Every single Data Warehouse solution in our companies have its own architecture version. Sometimes you can find different names for the same component, and that is good. The real problem comes when you find new components/layers with redundant or without a specific function in the data flow. I hear about solutions where the ODS is part of the transformation process, Master Data with huge catalogs is used as data source, projects without Staging Area and others typical conceptual errors.

In this post we will discuss the basics and what are the components in a “standard” Data Warehouse Architecture.


Transactional/Data Source Layer

This represents the different data sources that will be used for feed the data warehouse, including any database platform, Excel Files, Flat Files and others.

Basic Recommendations

  • Always consider the inclusion business user Excel Files, there are a lot of these files with amazing data that is not managed by Software Applications.

ETL – Extraction

This step is a simple “copy and paste” from the different data sources. It’s quite common to extract the complete table without any business rules transformations. When we have some “big” tables, data should be filtered by date or other columns in order to prevent performance issues.

Staging Area

This is a database that is used as a mechanism to centralize the different sources in a single platform, removing the technical difficulties of multiplatform environments, in that way, you can join tables using direct queries.

Basic Recommendations

  • Don’t create foreign keys
  • Use Truncate Table or Drop/Create Table to clean up the table
  • Don’t copy your OLTP indexes: the columns are the same but the queries that are going to run against these tables are different

ETL – Transformation

This is the most important step/layer in the Data Warehouse process.
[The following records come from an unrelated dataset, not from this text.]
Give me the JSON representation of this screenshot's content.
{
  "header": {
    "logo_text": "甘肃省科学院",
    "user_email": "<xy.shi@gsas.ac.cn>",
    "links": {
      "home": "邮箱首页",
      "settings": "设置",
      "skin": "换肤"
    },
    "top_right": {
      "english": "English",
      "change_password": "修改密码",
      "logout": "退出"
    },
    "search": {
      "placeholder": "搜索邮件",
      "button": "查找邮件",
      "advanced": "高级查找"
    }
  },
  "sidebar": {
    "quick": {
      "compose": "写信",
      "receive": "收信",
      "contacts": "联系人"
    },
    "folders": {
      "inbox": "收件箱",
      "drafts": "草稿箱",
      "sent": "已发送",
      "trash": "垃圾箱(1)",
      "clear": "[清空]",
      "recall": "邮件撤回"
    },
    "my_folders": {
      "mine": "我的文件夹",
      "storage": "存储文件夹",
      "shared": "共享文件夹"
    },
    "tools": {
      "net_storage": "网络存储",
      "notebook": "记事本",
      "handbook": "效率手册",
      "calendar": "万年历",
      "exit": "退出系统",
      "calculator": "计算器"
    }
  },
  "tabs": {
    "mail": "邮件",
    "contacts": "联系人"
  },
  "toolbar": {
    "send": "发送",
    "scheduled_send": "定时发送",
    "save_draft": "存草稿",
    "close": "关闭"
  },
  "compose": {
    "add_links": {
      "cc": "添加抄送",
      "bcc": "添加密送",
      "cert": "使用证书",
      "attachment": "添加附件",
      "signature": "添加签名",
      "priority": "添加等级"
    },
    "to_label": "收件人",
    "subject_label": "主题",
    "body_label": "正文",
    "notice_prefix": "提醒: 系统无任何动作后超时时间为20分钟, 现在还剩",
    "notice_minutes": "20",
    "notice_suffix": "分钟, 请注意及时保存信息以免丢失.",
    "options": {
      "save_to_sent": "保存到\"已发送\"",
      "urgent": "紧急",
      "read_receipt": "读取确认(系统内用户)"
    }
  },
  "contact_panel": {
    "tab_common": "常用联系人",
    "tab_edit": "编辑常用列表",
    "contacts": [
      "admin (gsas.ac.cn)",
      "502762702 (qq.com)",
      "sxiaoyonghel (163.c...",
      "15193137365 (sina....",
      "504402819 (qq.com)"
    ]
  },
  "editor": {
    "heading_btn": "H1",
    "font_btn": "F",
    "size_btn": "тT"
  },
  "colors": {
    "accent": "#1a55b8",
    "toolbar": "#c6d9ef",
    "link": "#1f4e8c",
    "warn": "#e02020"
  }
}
It is where the business rules, standardization, data integration and data quality take place. There are no rules to transform your data, your data doesn’t have rules, you have to fix that mess.

Basic Recommendations
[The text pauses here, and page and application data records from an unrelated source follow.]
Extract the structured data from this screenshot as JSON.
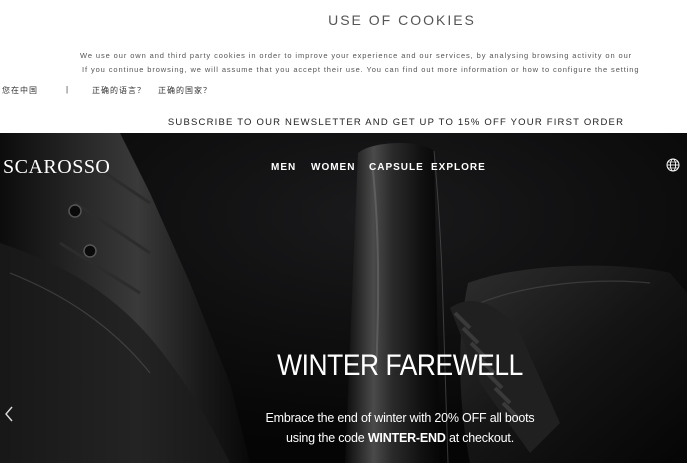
{
  "cookies": {
    "title": "USE OF COOKIES",
    "line1": "We use our own and third party cookies in order to improve your experience and our services, by analysing browsing activity on our",
    "line2": "If you continue browsing, we will assume that you accept their use. You can find out more information or how to configure the setting"
  },
  "locale": {
    "country": "您在中国",
    "separator": "|",
    "language_link": "正确的语言？",
    "region_link": "正确的国家？"
  },
  "newsletter": {
    "text": "SUBSCRIBE TO OUR NEWSLETTER AND GET UP TO 15% OFF YOUR FIRST ORDER"
  },
  "header": {
    "logo": "SCAROSSO",
    "nav": [
      "MEN",
      "WOMEN",
      "CAPSULE",
      "EXPLORE"
    ],
    "region_icon": "globe-icon"
  },
  "hero": {
    "title": "WINTER FAREWELL",
    "desc_line1": "Embrace the end of winter with 20% OFF all boots",
    "desc_line2_prefix": "using the code ",
    "promo_code": "WINTER-END",
    "desc_line2_suffix": " at checkout.",
    "prev_icon": "chevron-left-icon"
  },
  "colors": {
    "hero_background": "#070707",
    "text_light": "#ffffff",
    "text_dark": "#222222"
  }
}
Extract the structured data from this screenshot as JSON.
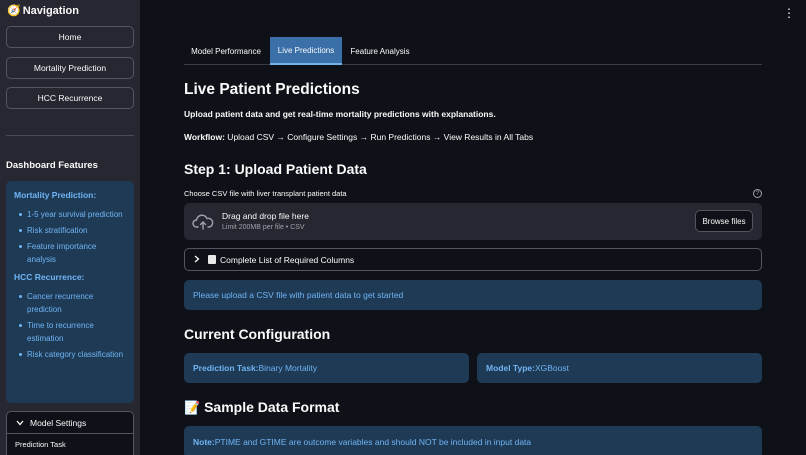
{
  "sidebar": {
    "title": "Navigation",
    "nav": [
      {
        "label": "Home"
      },
      {
        "label": "Mortality Prediction"
      },
      {
        "label": "HCC Recurrence"
      }
    ],
    "features_heading": "Dashboard Features",
    "mortality_heading": "Mortality Prediction:",
    "mortality_items": [
      "1-5 year survival prediction",
      "Risk stratification",
      "Feature importance analysis"
    ],
    "hcc_heading": "HCC Recurrence:",
    "hcc_items": [
      "Cancer recurrence prediction",
      "Time to recurrence estimation",
      "Risk category classification"
    ],
    "settings": {
      "label": "Model Settings",
      "field_label": "Prediction Task"
    }
  },
  "tabs": [
    {
      "label": "Model Performance",
      "active": false
    },
    {
      "label": "Live Predictions",
      "active": true
    },
    {
      "label": "Feature Analysis",
      "active": false
    }
  ],
  "main": {
    "title": "Live Patient Predictions",
    "lead": "Upload patient data and get real-time mortality predictions with explanations.",
    "workflow_label": "Workflow:",
    "workflow_text": " Upload CSV → Configure Settings → Run Predictions → View Results in All Tabs",
    "step1_title": "Step 1: Upload Patient Data",
    "uploader_label": "Choose CSV file with liver transplant patient data",
    "dropzone_main": "Drag and drop file here",
    "dropzone_sub": "Limit 200MB per file • CSV",
    "browse_label": "Browse files",
    "columns_expander": "Complete List of Required Columns",
    "upload_info": "Please upload a CSV file with patient data to get started",
    "config_title": "Current Configuration",
    "task_label": "Prediction Task:",
    "task_value": " Binary Mortality",
    "model_label": "Model Type:",
    "model_value": " XGBoost",
    "sample_title": "Sample Data Format",
    "note_label": "Note:",
    "note_text": " PTIME and GTIME are outcome variables and should NOT be included in input data"
  },
  "colors": {
    "background": "#0e1117",
    "sidebar": "#262730",
    "info_bg": "#1f3a55",
    "info_text": "#6fb5f5",
    "active_tab": "#3a6fa8"
  }
}
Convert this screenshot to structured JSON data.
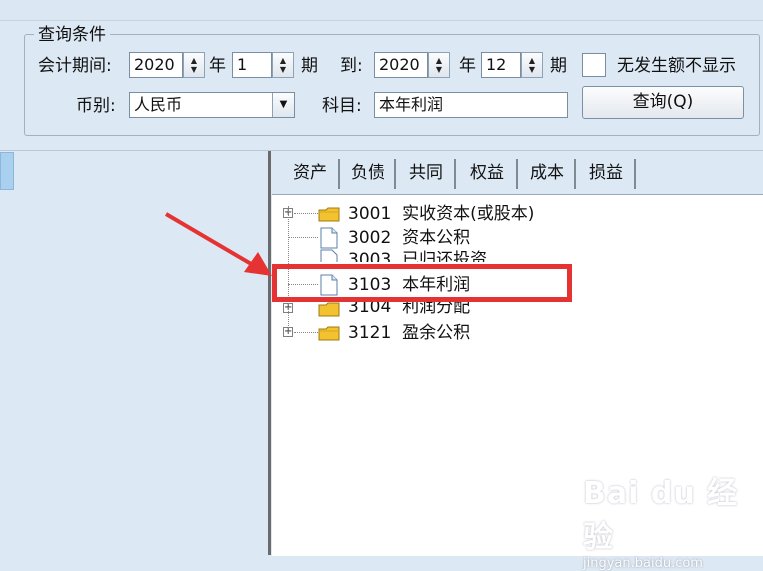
{
  "query_group": {
    "title": "查询条件",
    "period_label": "会计期间:",
    "start_year": "2020",
    "year_unit": "年",
    "start_period": "1",
    "period_unit": "期",
    "to_label": "到:",
    "end_year": "2020",
    "end_period": "12",
    "hide_no_amount_label": "无发生额不显示",
    "currency_label": "币别:",
    "currency_value": "人民币",
    "subject_label": "科目:",
    "subject_value": "本年利润",
    "query_button": "查询(Q)"
  },
  "tabs": [
    {
      "label": "资产",
      "active": false
    },
    {
      "label": "负债",
      "active": false
    },
    {
      "label": "共同",
      "active": false
    },
    {
      "label": "权益",
      "active": true
    },
    {
      "label": "成本",
      "active": false
    },
    {
      "label": "损益",
      "active": false
    }
  ],
  "tree_items": [
    {
      "code": "3001",
      "name": "实收资本(或股本)",
      "type": "folder",
      "expandable": true
    },
    {
      "code": "3002",
      "name": "资本公积",
      "type": "doc",
      "expandable": false
    },
    {
      "code": "3003",
      "name": "已归还投资",
      "type": "doc",
      "expandable": false
    },
    {
      "code": "3103",
      "name": "本年利润",
      "type": "doc",
      "expandable": false
    },
    {
      "code": "3104",
      "name": "利润分配",
      "type": "folder",
      "expandable": true
    },
    {
      "code": "3121",
      "name": "盈余公积",
      "type": "folder",
      "expandable": true
    }
  ],
  "icons": {
    "folder": "folder-icon",
    "document": "document-icon",
    "expand": "plus-box-icon",
    "spin": "spin-updown-icon",
    "dropdown": "chevron-down-icon"
  },
  "colors": {
    "background": "#dce8f3",
    "highlight": "#e53333",
    "folder": "#f2c230"
  },
  "watermark": {
    "logo": "Bai du 经验",
    "url": "jingyan.baidu.com"
  }
}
  • Consider to use Master Data and Data Quality tools to support your transformations
  • Use mapping tables and others auxiliary tables

Data Warehouse
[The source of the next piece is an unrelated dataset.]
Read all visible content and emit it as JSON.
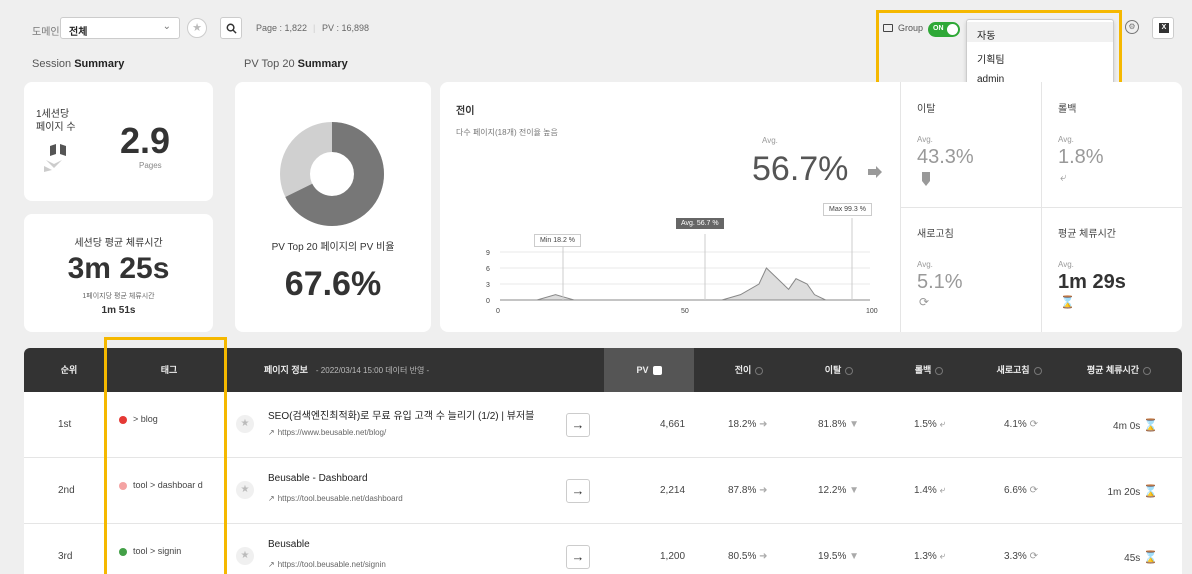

This is the magic place where everything is “perfect”, we have transformed and cleaned the data. The tables are denormalized and thanks to the ETL process everything is working perfectly.

– Denormalization: this is a fancy word to say “define your tables focused on performance and user usability”


In the past, this layer was considered “the place where business rules are stored”, nowadays this is considered a mechanism to hide technical details to the business user; no more tables, columns or keys, now we only have dimensions and measures.

Presentation Layer

PowerBI, Tableau, QlikView and including Excel are kind of tools which are involved in this layer, now we are talking about Data Visualization. The business rules and technical issues are hidden behind the OLAP component.


Metadata is just data about data.  This layer is basically tables which manage information about the data stored in the data warehouse.

ODS – Operational Data Store

Everybody hates ODS, almost nobody understands the reason to create an ODS. In simple words, an Operational Data Store is a database that is outside the primary Data Warehouse Data Flow but shares some of the benefits: it’s uses the Staging Area as the unique data source and tables are designed to support a specific set of reports.

Finals words.

This Data Warehouse Architecture post is not a recipe, this is just a guide of the primary involved components. We have to understand that there are a lot of different implementations and interpretations about how to build your DW.